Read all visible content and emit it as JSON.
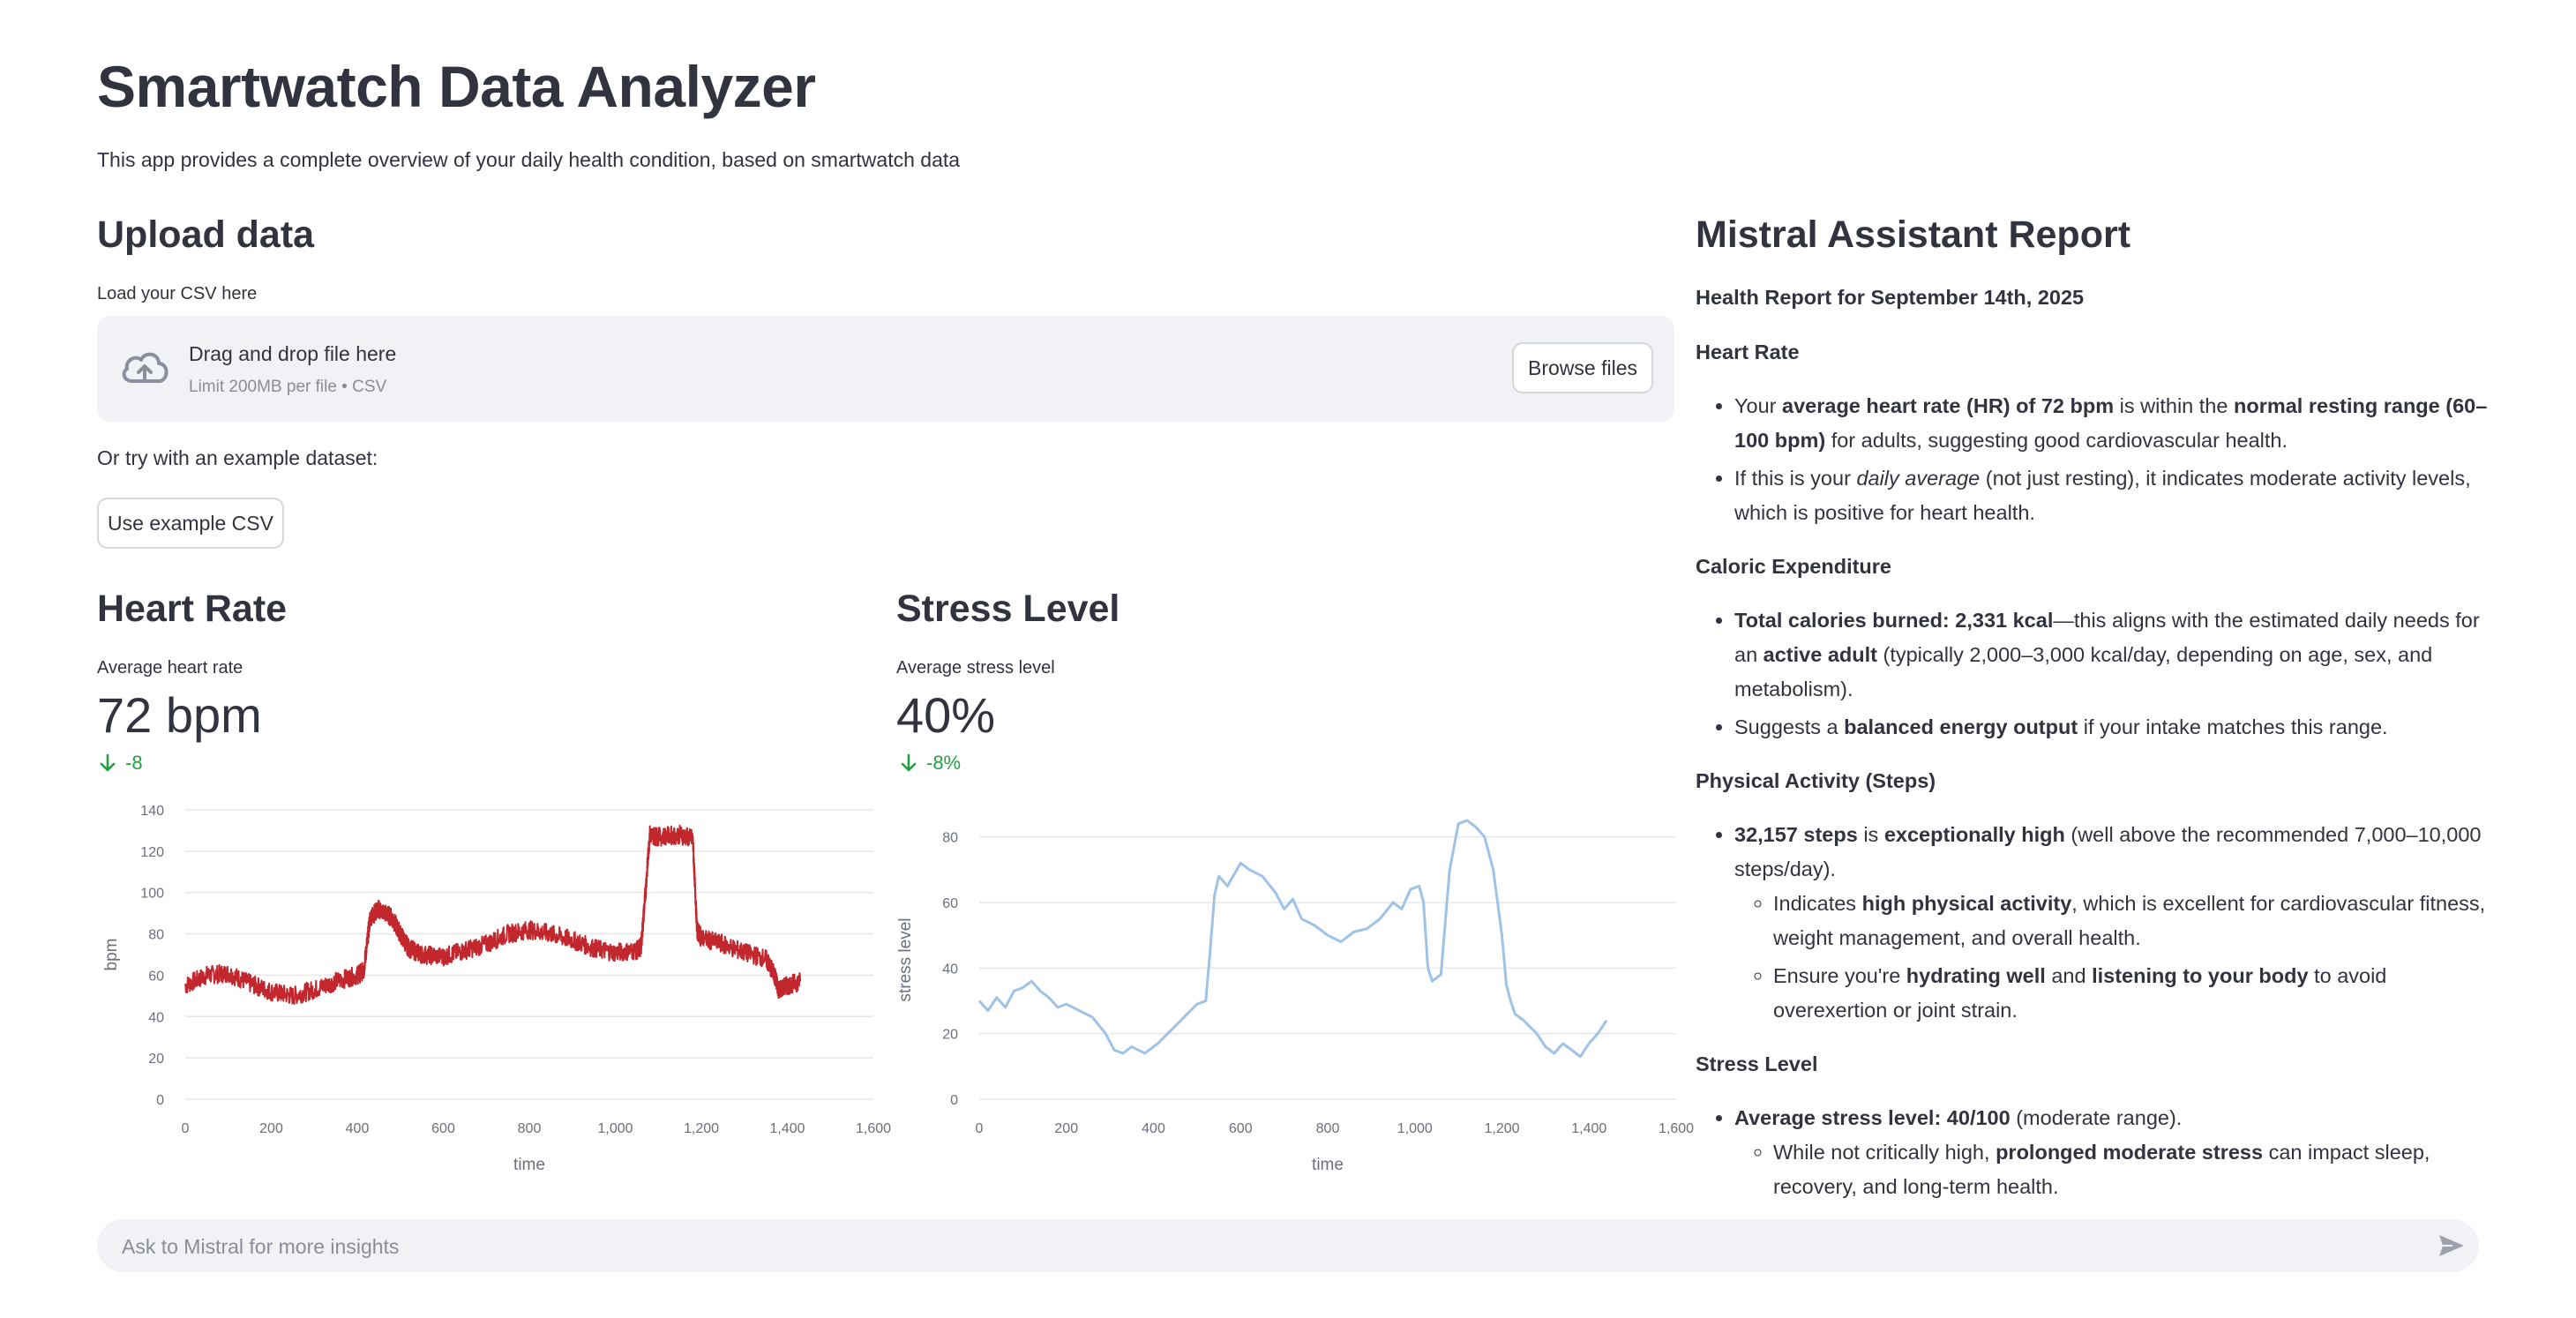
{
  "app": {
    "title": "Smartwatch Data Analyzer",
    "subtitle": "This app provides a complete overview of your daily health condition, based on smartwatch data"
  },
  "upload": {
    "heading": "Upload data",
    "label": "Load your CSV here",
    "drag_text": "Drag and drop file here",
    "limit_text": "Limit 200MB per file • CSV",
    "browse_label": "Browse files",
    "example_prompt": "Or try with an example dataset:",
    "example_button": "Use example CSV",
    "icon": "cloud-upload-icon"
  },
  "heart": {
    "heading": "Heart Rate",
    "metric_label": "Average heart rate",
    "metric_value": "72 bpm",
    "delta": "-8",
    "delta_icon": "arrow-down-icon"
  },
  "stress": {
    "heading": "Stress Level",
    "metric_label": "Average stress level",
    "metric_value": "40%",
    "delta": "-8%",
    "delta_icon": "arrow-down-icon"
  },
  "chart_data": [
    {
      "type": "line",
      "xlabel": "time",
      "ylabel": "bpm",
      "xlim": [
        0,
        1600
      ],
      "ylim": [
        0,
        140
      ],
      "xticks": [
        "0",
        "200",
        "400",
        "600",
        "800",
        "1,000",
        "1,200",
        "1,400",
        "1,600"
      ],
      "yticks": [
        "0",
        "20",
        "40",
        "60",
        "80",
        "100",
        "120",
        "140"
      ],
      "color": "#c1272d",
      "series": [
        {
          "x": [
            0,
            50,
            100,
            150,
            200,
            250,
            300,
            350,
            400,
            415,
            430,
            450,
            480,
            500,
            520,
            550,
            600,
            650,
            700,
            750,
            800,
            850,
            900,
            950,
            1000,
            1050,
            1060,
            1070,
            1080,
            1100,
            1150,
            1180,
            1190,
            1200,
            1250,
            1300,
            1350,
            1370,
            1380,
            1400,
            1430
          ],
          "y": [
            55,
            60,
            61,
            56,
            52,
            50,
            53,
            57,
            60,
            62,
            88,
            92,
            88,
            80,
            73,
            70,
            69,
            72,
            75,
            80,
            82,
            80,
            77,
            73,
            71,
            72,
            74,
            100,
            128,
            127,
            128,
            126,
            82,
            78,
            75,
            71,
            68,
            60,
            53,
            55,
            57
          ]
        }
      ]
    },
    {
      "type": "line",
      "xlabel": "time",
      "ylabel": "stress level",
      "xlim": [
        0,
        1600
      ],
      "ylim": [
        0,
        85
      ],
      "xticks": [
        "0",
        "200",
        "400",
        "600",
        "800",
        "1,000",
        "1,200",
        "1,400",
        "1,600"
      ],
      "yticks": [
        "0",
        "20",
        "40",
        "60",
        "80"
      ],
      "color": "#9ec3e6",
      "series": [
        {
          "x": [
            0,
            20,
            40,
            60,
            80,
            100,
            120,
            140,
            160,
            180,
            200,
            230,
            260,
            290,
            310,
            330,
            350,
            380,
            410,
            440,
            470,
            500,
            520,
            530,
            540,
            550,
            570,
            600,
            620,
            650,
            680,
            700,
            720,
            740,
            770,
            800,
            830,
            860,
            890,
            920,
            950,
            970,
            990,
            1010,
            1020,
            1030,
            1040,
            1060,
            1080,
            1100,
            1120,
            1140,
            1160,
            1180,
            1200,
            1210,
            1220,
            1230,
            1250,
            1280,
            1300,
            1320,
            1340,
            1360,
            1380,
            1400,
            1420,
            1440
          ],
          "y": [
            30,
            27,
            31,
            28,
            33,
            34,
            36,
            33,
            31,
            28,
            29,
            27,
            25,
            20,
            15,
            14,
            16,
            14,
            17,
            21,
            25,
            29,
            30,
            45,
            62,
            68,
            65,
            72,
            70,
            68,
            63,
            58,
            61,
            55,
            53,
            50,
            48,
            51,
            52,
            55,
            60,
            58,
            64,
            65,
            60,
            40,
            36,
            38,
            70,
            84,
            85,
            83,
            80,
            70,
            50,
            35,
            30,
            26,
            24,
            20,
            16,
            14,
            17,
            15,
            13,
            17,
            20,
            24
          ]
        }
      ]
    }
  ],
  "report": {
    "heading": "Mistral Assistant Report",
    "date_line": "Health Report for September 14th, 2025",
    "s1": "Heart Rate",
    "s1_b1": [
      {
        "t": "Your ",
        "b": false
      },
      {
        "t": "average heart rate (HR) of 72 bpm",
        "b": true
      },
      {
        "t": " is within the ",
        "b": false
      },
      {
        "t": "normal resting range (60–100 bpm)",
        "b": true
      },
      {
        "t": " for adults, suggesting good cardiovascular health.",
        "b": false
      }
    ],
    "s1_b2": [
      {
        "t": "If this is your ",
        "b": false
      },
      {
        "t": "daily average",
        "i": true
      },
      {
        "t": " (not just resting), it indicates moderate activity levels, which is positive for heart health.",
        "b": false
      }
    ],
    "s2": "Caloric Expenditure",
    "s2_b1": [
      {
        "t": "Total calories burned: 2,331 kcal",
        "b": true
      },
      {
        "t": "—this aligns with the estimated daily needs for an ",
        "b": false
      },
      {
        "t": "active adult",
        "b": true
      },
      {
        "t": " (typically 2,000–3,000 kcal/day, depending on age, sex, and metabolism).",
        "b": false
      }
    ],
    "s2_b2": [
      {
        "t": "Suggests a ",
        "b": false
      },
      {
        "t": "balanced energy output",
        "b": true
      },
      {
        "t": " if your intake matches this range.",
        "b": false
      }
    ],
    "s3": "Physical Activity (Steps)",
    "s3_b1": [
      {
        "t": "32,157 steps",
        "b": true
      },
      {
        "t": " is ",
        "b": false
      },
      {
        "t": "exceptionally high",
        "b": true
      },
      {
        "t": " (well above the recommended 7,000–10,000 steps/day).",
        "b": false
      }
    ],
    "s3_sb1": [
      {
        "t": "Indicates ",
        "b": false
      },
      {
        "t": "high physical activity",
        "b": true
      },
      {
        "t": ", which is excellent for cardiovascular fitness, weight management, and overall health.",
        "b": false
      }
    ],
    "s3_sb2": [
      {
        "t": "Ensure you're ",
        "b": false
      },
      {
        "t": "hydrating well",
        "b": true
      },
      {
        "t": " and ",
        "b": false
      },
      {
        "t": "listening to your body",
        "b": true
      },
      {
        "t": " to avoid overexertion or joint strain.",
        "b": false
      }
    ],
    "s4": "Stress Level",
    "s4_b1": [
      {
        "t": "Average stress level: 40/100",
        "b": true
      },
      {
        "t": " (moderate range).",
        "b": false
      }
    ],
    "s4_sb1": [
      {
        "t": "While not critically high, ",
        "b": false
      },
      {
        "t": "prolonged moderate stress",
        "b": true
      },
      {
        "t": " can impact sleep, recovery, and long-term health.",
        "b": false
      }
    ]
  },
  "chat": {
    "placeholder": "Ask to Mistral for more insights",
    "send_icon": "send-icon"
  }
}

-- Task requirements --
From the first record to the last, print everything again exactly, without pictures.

-- Final answer --
Read all visible content and emit it as JSON.
{
  "app": {
    "title": "Smartwatch Data Analyzer",
    "subtitle": "This app provides a complete overview of your daily health condition, based on smartwatch data"
  },
  "upload": {
    "heading": "Upload data",
    "label": "Load your CSV here",
    "drag_text": "Drag and drop file here",
    "limit_text": "Limit 200MB per file • CSV",
    "browse_label": "Browse files",
    "example_prompt": "Or try with an example dataset:",
    "example_button": "Use example CSV",
    "icon": "cloud-upload-icon"
  },
  "heart": {
    "heading": "Heart Rate",
    "metric_label": "Average heart rate",
    "metric_value": "72 bpm",
    "delta": "-8",
    "delta_icon": "arrow-down-icon"
  },
  "stress": {
    "heading": "Stress Level",
    "metric_label": "Average stress level",
    "metric_value": "40%",
    "delta": "-8%",
    "delta_icon": "arrow-down-icon"
  },
  "chart_data": [
    {
      "type": "line",
      "xlabel": "time",
      "ylabel": "bpm",
      "xlim": [
        0,
        1600
      ],
      "ylim": [
        0,
        140
      ],
      "xticks": [
        "0",
        "200",
        "400",
        "600",
        "800",
        "1,000",
        "1,200",
        "1,400",
        "1,600"
      ],
      "yticks": [
        "0",
        "20",
        "40",
        "60",
        "80",
        "100",
        "120",
        "140"
      ],
      "color": "#c1272d",
      "series": [
        {
          "x": [
            0,
            50,
            100,
            150,
            200,
            250,
            300,
            350,
            400,
            415,
            430,
            450,
            480,
            500,
            520,
            550,
            600,
            650,
            700,
            750,
            800,
            850,
            900,
            950,
            1000,
            1050,
            1060,
            1070,
            1080,
            1100,
            1150,
            1180,
            1190,
            1200,
            1250,
            1300,
            1350,
            1370,
            1380,
            1400,
            1430
          ],
          "y": [
            55,
            60,
            61,
            56,
            52,
            50,
            53,
            57,
            60,
            62,
            88,
            92,
            88,
            80,
            73,
            70,
            69,
            72,
            75,
            80,
            82,
            80,
            77,
            73,
            71,
            72,
            74,
            100,
            128,
            127,
            128,
            126,
            82,
            78,
            75,
            71,
            68,
            60,
            53,
            55,
            57
          ]
        }
      ]
    },
    {
      "type": "line",
      "xlabel": "time",
      "ylabel": "stress level",
      "xlim": [
        0,
        1600
      ],
      "ylim": [
        0,
        85
      ],
      "xticks": [
        "0",
        "200",
        "400",
        "600",
        "800",
        "1,000",
        "1,200",
        "1,400",
        "1,600"
      ],
      "yticks": [
        "0",
        "20",
        "40",
        "60",
        "80"
      ],
      "color": "#9ec3e6",
      "series": [
        {
          "x": [
            0,
            20,
            40,
            60,
            80,
            100,
            120,
            140,
            160,
            180,
            200,
            230,
            260,
            290,
            310,
            330,
            350,
            380,
            410,
            440,
            470,
            500,
            520,
            530,
            540,
            550,
            570,
            600,
            620,
            650,
            680,
            700,
            720,
            740,
            770,
            800,
            830,
            860,
            890,
            920,
            950,
            970,
            990,
            1010,
            1020,
            1030,
            1040,
            1060,
            1080,
            1100,
            1120,
            1140,
            1160,
            1180,
            1200,
            1210,
            1220,
            1230,
            1250,
            1280,
            1300,
            1320,
            1340,
            1360,
            1380,
            1400,
            1420,
            1440
          ],
          "y": [
            30,
            27,
            31,
            28,
            33,
            34,
            36,
            33,
            31,
            28,
            29,
            27,
            25,
            20,
            15,
            14,
            16,
            14,
            17,
            21,
            25,
            29,
            30,
            45,
            62,
            68,
            65,
            72,
            70,
            68,
            63,
            58,
            61,
            55,
            53,
            50,
            48,
            51,
            52,
            55,
            60,
            58,
            64,
            65,
            60,
            40,
            36,
            38,
            70,
            84,
            85,
            83,
            80,
            70,
            50,
            35,
            30,
            26,
            24,
            20,
            16,
            14,
            17,
            15,
            13,
            17,
            20,
            24
          ]
        }
      ]
    }
  ],
  "report": {
    "heading": "Mistral Assistant Report",
    "date_line": "Health Report for September 14th, 2025",
    "s1": "Heart Rate",
    "s1_b1": [
      {
        "t": "Your ",
        "b": false
      },
      {
        "t": "average heart rate (HR) of 72 bpm",
        "b": true
      },
      {
        "t": " is within the ",
        "b": false
      },
      {
        "t": "normal resting range (60–100 bpm)",
        "b": true
      },
      {
        "t": " for adults, suggesting good cardiovascular health.",
        "b": false
      }
    ],
    "s1_b2": [
      {
        "t": "If this is your ",
        "b": false
      },
      {
        "t": "daily average",
        "i": true
      },
      {
        "t": " (not just resting), it indicates moderate activity levels, which is positive for heart health.",
        "b": false
      }
    ],
    "s2": "Caloric Expenditure",
    "s2_b1": [
      {
        "t": "Total calories burned: 2,331 kcal",
        "b": true
      },
      {
        "t": "—this aligns with the estimated daily needs for an ",
        "b": false
      },
      {
        "t": "active adult",
        "b": true
      },
      {
        "t": " (typically 2,000–3,000 kcal/day, depending on age, sex, and metabolism).",
        "b": false
      }
    ],
    "s2_b2": [
      {
        "t": "Suggests a ",
        "b": false
      },
      {
        "t": "balanced energy output",
        "b": true
      },
      {
        "t": " if your intake matches this range.",
        "b": false
      }
    ],
    "s3": "Physical Activity (Steps)",
    "s3_b1": [
      {
        "t": "32,157 steps",
        "b": true
      },
      {
        "t": " is ",
        "b": false
      },
      {
        "t": "exceptionally high",
        "b": true
      },
      {
        "t": " (well above the recommended 7,000–10,000 steps/day).",
        "b": false
      }
    ],
    "s3_sb1": [
      {
        "t": "Indicates ",
        "b": false
      },
      {
        "t": "high physical activity",
        "b": true
      },
      {
        "t": ", which is excellent for cardiovascular fitness, weight management, and overall health.",
        "b": false
      }
    ],
    "s3_sb2": [
      {
        "t": "Ensure you're ",
        "b": false
      },
      {
        "t": "hydrating well",
        "b": true
      },
      {
        "t": " and ",
        "b": false
      },
      {
        "t": "listening to your body",
        "b": true
      },
      {
        "t": " to avoid overexertion or joint strain.",
        "b": false
      }
    ],
    "s4": "Stress Level",
    "s4_b1": [
      {
        "t": "Average stress level: 40/100",
        "b": true
      },
      {
        "t": " (moderate range).",
        "b": false
      }
    ],
    "s4_sb1": [
      {
        "t": "While not critically high, ",
        "b": false
      },
      {
        "t": "prolonged moderate stress",
        "b": true
      },
      {
        "t": " can impact sleep, recovery, and long-term health.",
        "b": false
      }
    ]
  },
  "chat": {
    "placeholder": "Ask to Mistral for more insights",
    "send_icon": "send-icon"
  }
}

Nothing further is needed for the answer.